The Taylor Library contains over 30,000 printed books. To find a book, you’ll need to use one of the University’s online catalogues (instructions below). If you have difficulty any in finding your book, either in the catalogue or on the shelves, please come and ask one of the librarians for help. A key to the classification scheme, along with the library floorplans, is given on the library layout page. Other information for library users is available on the library information page.
Search the catalogues
All books in the Taylor Library can be found on the online University catalogues, including LibrarySearch and Newton, which can be accessed via the Libraries Gateway from any computer. These catalogues should be consulted first when looking for a book. Items can be searched by entering keywords (e.g. the author’s surname plus significant words from the title), or entering information such as the classmark or publisher. When searching for the title of an article or chapter, rather than the book title, it is recommended that readers use LibrarySearch+.
Restricting your search
With Newton, you have the option to restrict your search to a particular library before entering any search terms; with LibrarySearch, by contrast, you are given the option to restrict your search only after you have entered your first search terms. Thus, when you first enter a keyword in LibrarySearch, results will include all records that contain the words you have entered in every library in the University. If you wish to search for books in the Taylor Library alone, therefore, it is important to make sure that you subsequently restrict the search to Corpus Christi College by selecting this location from the drop-down menu that is below and to the right of the search box (see below). Once you click on the location you want, the search is performed automatically in the library that you have selected.
Once you have found a record, the most important piece of information to note about the book is its classmark.
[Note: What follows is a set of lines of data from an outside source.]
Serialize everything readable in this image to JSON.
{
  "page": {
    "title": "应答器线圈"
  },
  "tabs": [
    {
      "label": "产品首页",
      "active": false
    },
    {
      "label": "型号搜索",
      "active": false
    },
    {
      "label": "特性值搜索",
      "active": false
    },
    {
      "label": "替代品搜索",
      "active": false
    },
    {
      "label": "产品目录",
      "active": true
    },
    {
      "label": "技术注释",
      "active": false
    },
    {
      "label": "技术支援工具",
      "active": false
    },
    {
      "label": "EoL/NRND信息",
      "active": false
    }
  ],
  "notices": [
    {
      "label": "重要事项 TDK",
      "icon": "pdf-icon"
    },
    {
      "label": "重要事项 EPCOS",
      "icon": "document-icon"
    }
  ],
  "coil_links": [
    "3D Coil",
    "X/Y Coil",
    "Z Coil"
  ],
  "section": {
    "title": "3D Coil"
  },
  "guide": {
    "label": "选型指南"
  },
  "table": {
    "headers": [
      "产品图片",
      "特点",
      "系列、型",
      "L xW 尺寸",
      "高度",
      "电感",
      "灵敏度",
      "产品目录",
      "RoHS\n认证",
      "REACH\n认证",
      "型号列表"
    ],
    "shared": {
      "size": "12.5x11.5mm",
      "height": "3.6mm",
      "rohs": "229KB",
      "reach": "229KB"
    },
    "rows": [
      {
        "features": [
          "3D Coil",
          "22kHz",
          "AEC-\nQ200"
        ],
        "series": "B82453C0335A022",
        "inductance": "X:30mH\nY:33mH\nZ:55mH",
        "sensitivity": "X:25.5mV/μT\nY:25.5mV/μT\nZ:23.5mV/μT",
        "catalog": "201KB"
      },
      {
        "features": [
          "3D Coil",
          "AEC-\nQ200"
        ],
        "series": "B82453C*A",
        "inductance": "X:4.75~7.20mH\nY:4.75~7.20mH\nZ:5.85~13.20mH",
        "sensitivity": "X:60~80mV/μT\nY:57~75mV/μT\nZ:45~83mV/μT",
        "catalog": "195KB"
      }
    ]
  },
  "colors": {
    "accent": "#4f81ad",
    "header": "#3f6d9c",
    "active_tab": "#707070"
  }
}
The classmark is a string of numbers and letters that is found on the spine of the book, and it tells you where on the shelves to find the book. Using LibrarySearch or Newton, classmarks are given at the bottom of the record where ‘holding libraries’ are shown. A record can be shared by many libraries in Cambridge (because many copies of the same book may be present in different libraries), so it is important that you find the classmark for the library you are interested in. An example of a record found using LibrarySearch is given below. The classmarks (sequences of numbers and letters) are given after the library names – for example, ‘W.4.DIC’ following the name ‘Taylor Library’ below.
An ‘expanded’ record can be found by clicking on the libraries listed in the record. If you then scroll to the bottom of the record, further information about individual copies is given. Working with the above record, for example, the following information can be obtained. Note that the availability of individual books is given (i.e. whether they have been borrowed or not).
All classmarks in the Taylor Library conform to the following pattern:
The initial letter indicates the broad subject area (W is is English Literature); the following numeral indicates the subdivision (4 contains the works of individual authors); the final string of letters are the first letters of the author’s surname (e.g. DIC for Charles Dickens). Books are shelved alphabetically within subdivisions according to the final string of letters in the classmark.
The location of the main subject divisions is given in the library layout pages.
Hard copy vs ebook
If you are searching for ebooks, then you must use LibrarySearch, as new ebook titles are not listed in Newton. More information on ebooks is given on the online resources pages.
Multiple titles of ejournals are available to members of the University and can be found by entering key terms in LibrarySearch (but not in Newton). See online resources for information about accessing ejournal content.
The Taylor Library also subscribes to a limited number of print journals in both the sciences and humanities, which can be searched using LibrarySearch and Newton. A full list of titles is given on the journals page.